___ EXTRACTED INFORMATION ___
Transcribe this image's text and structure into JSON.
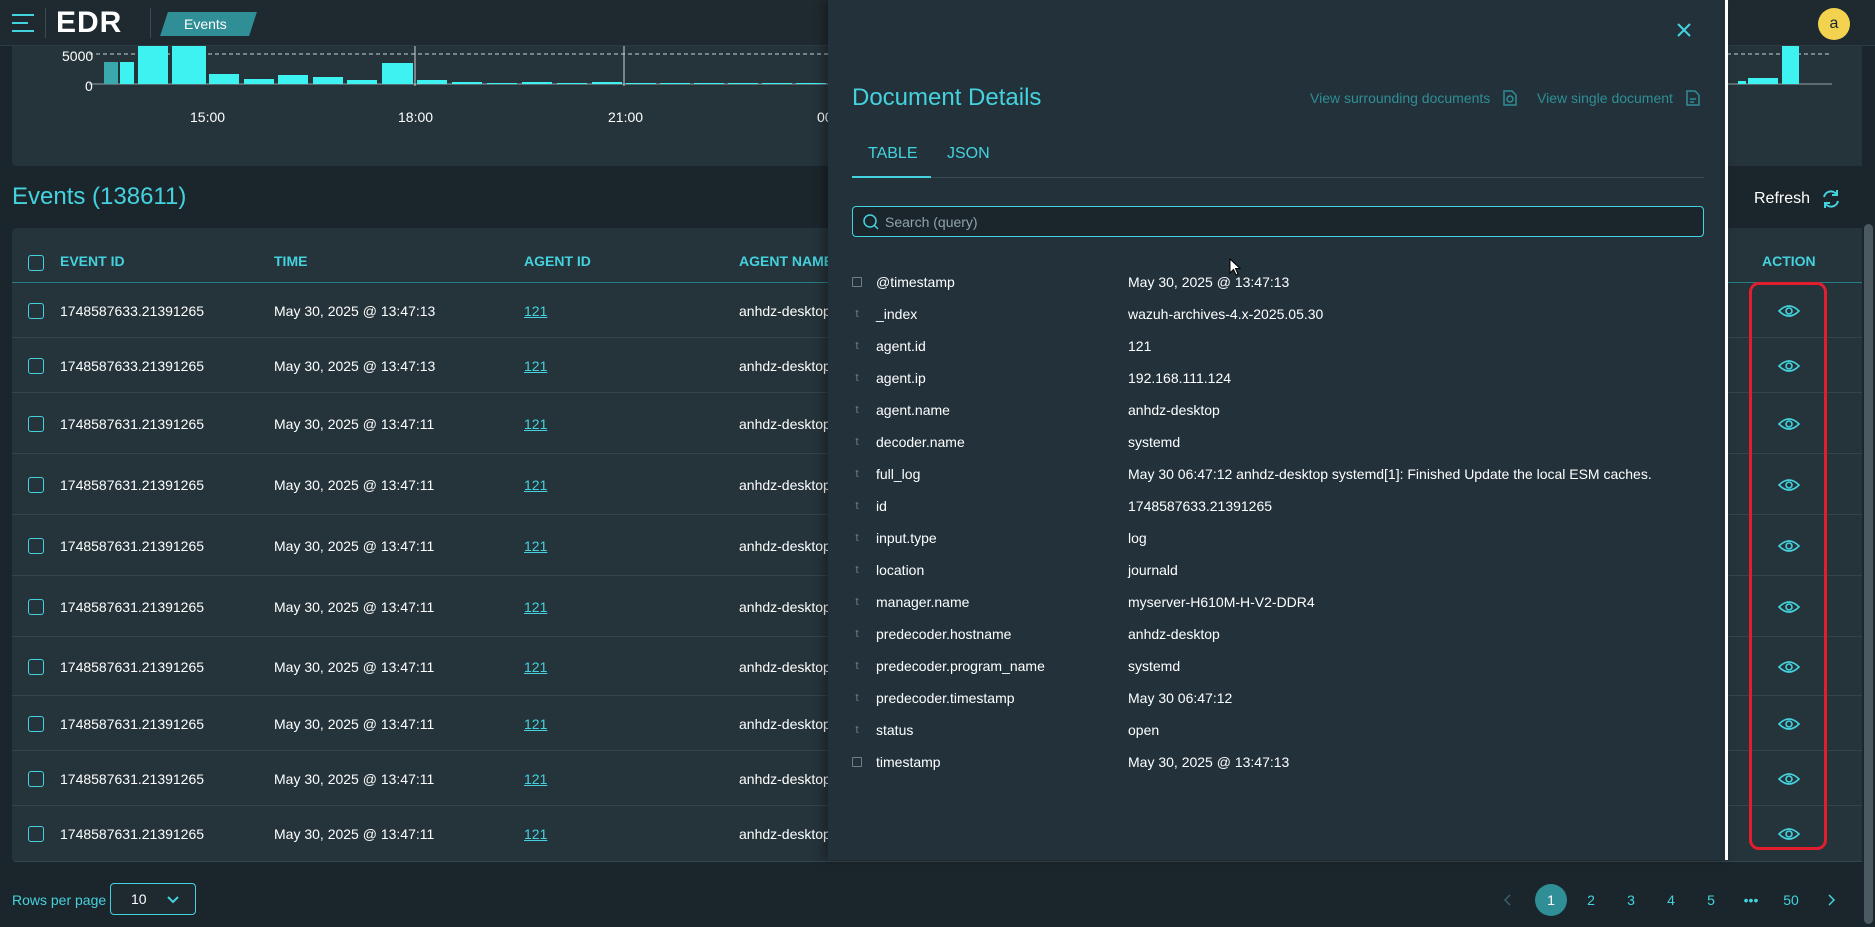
{
  "app": {
    "logo": "EDR",
    "breadcrumb": "Events",
    "avatar_initial": "a"
  },
  "histogram": {
    "y_ticks": [
      "5000",
      "0"
    ],
    "x_ticks": [
      "15:00",
      "18:00",
      "21:00",
      "00"
    ]
  },
  "events": {
    "title": "Events (138611)",
    "refresh_label": "Refresh",
    "columns": [
      "EVENT ID",
      "TIME",
      "AGENT ID",
      "AGENT NAME",
      "ACTION"
    ],
    "rows": [
      {
        "event_id": "1748587633.21391265",
        "time": "May 30, 2025 @ 13:47:13",
        "agent_id": "121",
        "agent_name": "anhdz-desktop"
      },
      {
        "event_id": "1748587633.21391265",
        "time": "May 30, 2025 @ 13:47:13",
        "agent_id": "121",
        "agent_name": "anhdz-desktop"
      },
      {
        "event_id": "1748587631.21391265",
        "time": "May 30, 2025 @ 13:47:11",
        "agent_id": "121",
        "agent_name": "anhdz-desktop"
      },
      {
        "event_id": "1748587631.21391265",
        "time": "May 30, 2025 @ 13:47:11",
        "agent_id": "121",
        "agent_name": "anhdz-desktop"
      },
      {
        "event_id": "1748587631.21391265",
        "time": "May 30, 2025 @ 13:47:11",
        "agent_id": "121",
        "agent_name": "anhdz-desktop"
      },
      {
        "event_id": "1748587631.21391265",
        "time": "May 30, 2025 @ 13:47:11",
        "agent_id": "121",
        "agent_name": "anhdz-desktop"
      },
      {
        "event_id": "1748587631.21391265",
        "time": "May 30, 2025 @ 13:47:11",
        "agent_id": "121",
        "agent_name": "anhdz-desktop"
      },
      {
        "event_id": "1748587631.21391265",
        "time": "May 30, 2025 @ 13:47:11",
        "agent_id": "121",
        "agent_name": "anhdz-desktop"
      },
      {
        "event_id": "1748587631.21391265",
        "time": "May 30, 2025 @ 13:47:11",
        "agent_id": "121",
        "agent_name": "anhdz-desktop"
      },
      {
        "event_id": "1748587631.21391265",
        "time": "May 30, 2025 @ 13:47:11",
        "agent_id": "121",
        "agent_name": "anhdz-desktop"
      }
    ]
  },
  "footer": {
    "rows_per_page_label": "Rows per page",
    "rows_per_page_value": "10",
    "pages": [
      "1",
      "2",
      "3",
      "4",
      "5",
      "•••",
      "50"
    ],
    "active_page": "1"
  },
  "flyout": {
    "title": "Document Details",
    "view_surrounding": "View surrounding documents",
    "view_single": "View single document",
    "tabs": [
      "TABLE",
      "JSON"
    ],
    "active_tab": "TABLE",
    "search_placeholder": "Search (query)",
    "fields": [
      {
        "type": "date",
        "name": "@timestamp",
        "value": "May 30, 2025 @ 13:47:13"
      },
      {
        "type": "t",
        "name": "_index",
        "value": "wazuh-archives-4.x-2025.05.30"
      },
      {
        "type": "t",
        "name": "agent.id",
        "value": "121"
      },
      {
        "type": "t",
        "name": "agent.ip",
        "value": "192.168.111.124"
      },
      {
        "type": "t",
        "name": "agent.name",
        "value": "anhdz-desktop"
      },
      {
        "type": "t",
        "name": "decoder.name",
        "value": "systemd"
      },
      {
        "type": "t",
        "name": "full_log",
        "value": "May 30 06:47:12 anhdz-desktop systemd[1]: Finished Update the local ESM caches."
      },
      {
        "type": "t",
        "name": "id",
        "value": "1748587633.21391265"
      },
      {
        "type": "t",
        "name": "input.type",
        "value": "log"
      },
      {
        "type": "t",
        "name": "location",
        "value": "journald"
      },
      {
        "type": "t",
        "name": "manager.name",
        "value": "myserver-H610M-H-V2-DDR4"
      },
      {
        "type": "t",
        "name": "predecoder.hostname",
        "value": "anhdz-desktop"
      },
      {
        "type": "t",
        "name": "predecoder.program_name",
        "value": "systemd"
      },
      {
        "type": "t",
        "name": "predecoder.timestamp",
        "value": "May 30 06:47:12"
      },
      {
        "type": "t",
        "name": "status",
        "value": "open"
      },
      {
        "type": "date",
        "name": "timestamp",
        "value": "May 30, 2025 @ 13:47:13"
      }
    ]
  },
  "colors": {
    "accent": "#44d3de",
    "background": "#1b262c",
    "panel": "#25333a",
    "highlight": "#e01e2e"
  }
}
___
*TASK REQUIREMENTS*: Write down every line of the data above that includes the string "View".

*TASK OUTPUT*:
    "view_surrounding": "View surrounding documents",
    "view_single": "View single document",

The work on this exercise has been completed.